So, when looking to pair your chosen meal with beer, herewith a quick recommendation guide……
Light lagers: because they have such a refreshing flavour, they’re ideal for pairing with spicy dishes, but you can pair these beers with just about any type of food – they are the universal companion. Try with chicken wings, salty chips / fries, fast-food like burgers and hot dogs, noodle dishes, salads and fried fish.
Wheat beers: are brewed with a mixture of wheat and barley grains, which gives the beer smoother texture and lighter carbonation than other styles. The wheat itself doesn’t add much flavour, so many brewers add citrus and other fruity flavourings to the beer.
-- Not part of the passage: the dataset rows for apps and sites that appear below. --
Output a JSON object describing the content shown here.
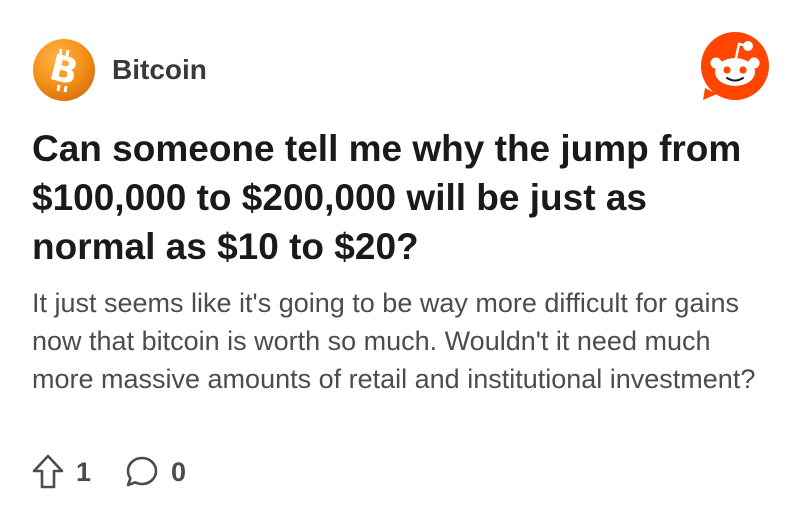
{
  "community": {
    "name": "Bitcoin",
    "icon": "bitcoin-logo-icon",
    "icon_color": "#f7931a"
  },
  "brand": {
    "icon": "reddit-logo-icon",
    "color": "#ff4500"
  },
  "post": {
    "title": "Can someone tell me why the jump from $100,000 to $200,000 will be just as normal as $10 to $20?",
    "body": "It just seems like it's going to be way more difficult for gains now that bitcoin is worth so much. Wouldn't it need much more massive amounts of retail and institutional investment?"
  },
  "actions": {
    "upvote": {
      "icon": "upvote-arrow-icon",
      "count": "1"
    },
    "comments": {
      "icon": "comment-bubble-icon",
      "count": "0"
    }
  }
}
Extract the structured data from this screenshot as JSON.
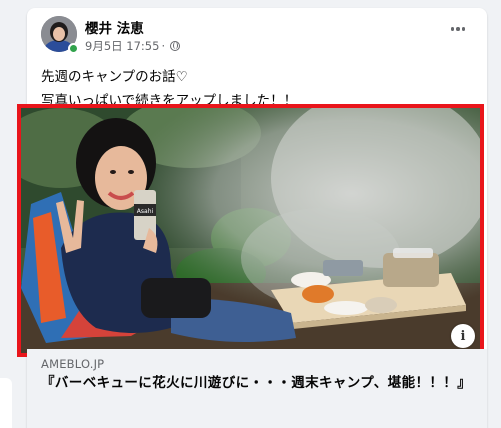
{
  "post": {
    "author": "櫻井 法恵",
    "date": "9月5日 17:55",
    "separator": "·",
    "privacy_icon": "globe-icon",
    "text_line1": "先週のキャンプのお話♡",
    "text_line2": "写真いっぱいで続きをアップしました！！"
  },
  "link": {
    "domain": "AMEBLO.JP",
    "title": "『バーベキューに花火に川遊びに・・・週末キャンプ、堪能！！！』"
  },
  "image": {
    "can_brand": "Asahi"
  },
  "colors": {
    "highlight_border": "#e9151b",
    "online": "#31a24c",
    "meta_text": "#65676b"
  }
}
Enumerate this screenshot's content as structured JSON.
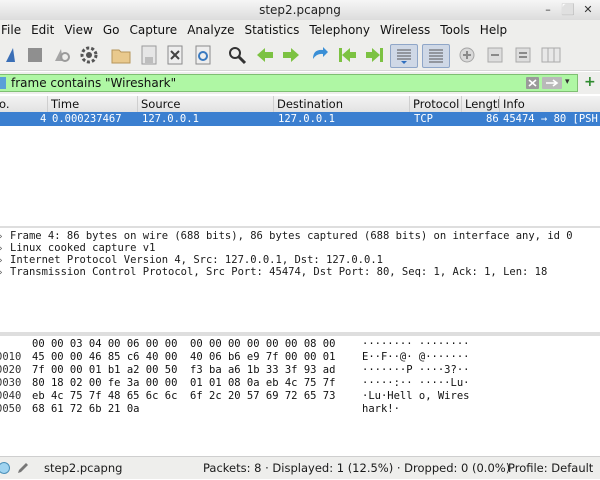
{
  "window": {
    "title": "step2.pcapng"
  },
  "menu": [
    "File",
    "Edit",
    "View",
    "Go",
    "Capture",
    "Analyze",
    "Statistics",
    "Telephony",
    "Wireless",
    "Tools",
    "Help"
  ],
  "filter": {
    "value": "frame contains \"Wireshark\""
  },
  "columns": [
    "o.",
    "Time",
    "Source",
    "Destination",
    "Protocol",
    "Length",
    "Info"
  ],
  "packet": {
    "no": "4",
    "time": "0.000237467",
    "source": "127.0.0.1",
    "destination": "127.0.0.1",
    "protocol": "TCP",
    "length": "86",
    "info": "45474 → 80 [PSH"
  },
  "details": [
    "Frame 4: 86 bytes on wire (688 bits), 86 bytes captured (688 bits) on interface any, id 0",
    "Linux cooked capture v1",
    "Internet Protocol Version 4, Src: 127.0.0.1, Dst: 127.0.0.1",
    "Transmission Control Protocol, Src Port: 45474, Dst Port: 80, Seq: 1, Ack: 1, Len: 18"
  ],
  "bytes": [
    {
      "offset": "",
      "hex": "00 00 03 04 00 06 00 00  00 00 00 00 00 00 08 00",
      "ascii": "········ ········"
    },
    {
      "offset": "0010",
      "hex": "45 00 00 46 85 c6 40 00  40 06 b6 e9 7f 00 00 01",
      "ascii": "E··F··@· @·······"
    },
    {
      "offset": "0020",
      "hex": "7f 00 00 01 b1 a2 00 50  f3 ba a6 1b 33 3f 93 ad",
      "ascii": "·······P ····3?··"
    },
    {
      "offset": "0030",
      "hex": "80 18 02 00 fe 3a 00 00  01 01 08 0a eb 4c 75 7f",
      "ascii": "·····:·· ·····Lu·"
    },
    {
      "offset": "0040",
      "hex": "eb 4c 75 7f 48 65 6c 6c  6f 2c 20 57 69 72 65 73",
      "ascii": "·Lu·Hell o, Wires"
    },
    {
      "offset": "0050",
      "hex": "68 61 72 6b 21 0a",
      "ascii": "hark!·"
    }
  ],
  "status": {
    "file": "step2.pcapng",
    "packets": "Packets: 8 · Displayed: 1 (12.5%) · Dropped: 0 (0.0%)",
    "profile": "Profile: Default"
  },
  "colors": {
    "selection": "#3b7fd0",
    "filter_ok": "#aff7a4"
  }
}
Goes well with spicy and tangy food (Mexican, Thai, Vietnamese, etc). Also a great companion for fruity desserts and pastries.
India pale ales (IPAs): these are one of the most popular styles of beer and typically have a medium amber colour and very bitter flavour due to the amount of hops used to stabilise the beer for longer shelf-life. To make the bitterness more palatable, many brewers add citrus or herbal tones to the beer. In addition to standard IPAs, there are also double IPAs, which are made with even more hops and have a strong bitter taste. Great with braai meats (ribs, steak, chops), chips and Mexican food.
Amber ales: are characterized by medium mouth-feel and colours that range from amber to a deep reddish-gold. These beers have a strong malt and sweet caramel taste but they are not overpoweringly, with many having a dry and crisp finish which makes them ideal as palate cleansers to rid your mouth of strong flavours. Ideal with lighter meals such as pulled pork, roasts, pizza and fried food.
Dark lagers: are made with roasted malts with a nutty flavour and many have caramel syrup added to slightly sweeten the beer. Lighter lagers have a global following whereas darker lagers where malt is roasted more are popular in Europe where they are an excellent complement to traditional European dishes. Good with aromatic sausage and meats, stews, burgers and pizza.
Brown ales: aren’t as hoppy or bitter as other medium-coloured beers, and instead have hints of chocolate and coffee similar to stouts and porters. Additionally, English varieties of brown ales usually have a dry and nutty taste. Beer experts and craft-brewers tend to turn their noses up at brown ales because they lack the extreme flavours and bitter hoppiness that is fashionable nowadays, but these are tasty beers that are versatile and able to be paired with many different foods. They are especially good with roasted pork, sausages, braai meats, fish and even sushi.
Stouts: are best known for their black colour and dark, silky-smooth consistency and roasted flavour characterised by strong hints of chocolate and coffee. Despite appearance, stouts are not necessarily high in alcohol content or sharp in bitterness and taste and there are many mild stouts. The chocolate flavour and generally low alcohol content make for a perfect pairing for many darker, richer desserts such as cakes, puddings, truffles, and mousses but it also goes well with stronger-flavoured meats such as duck and game, and shellfish such as oysters, crayfish and prawns.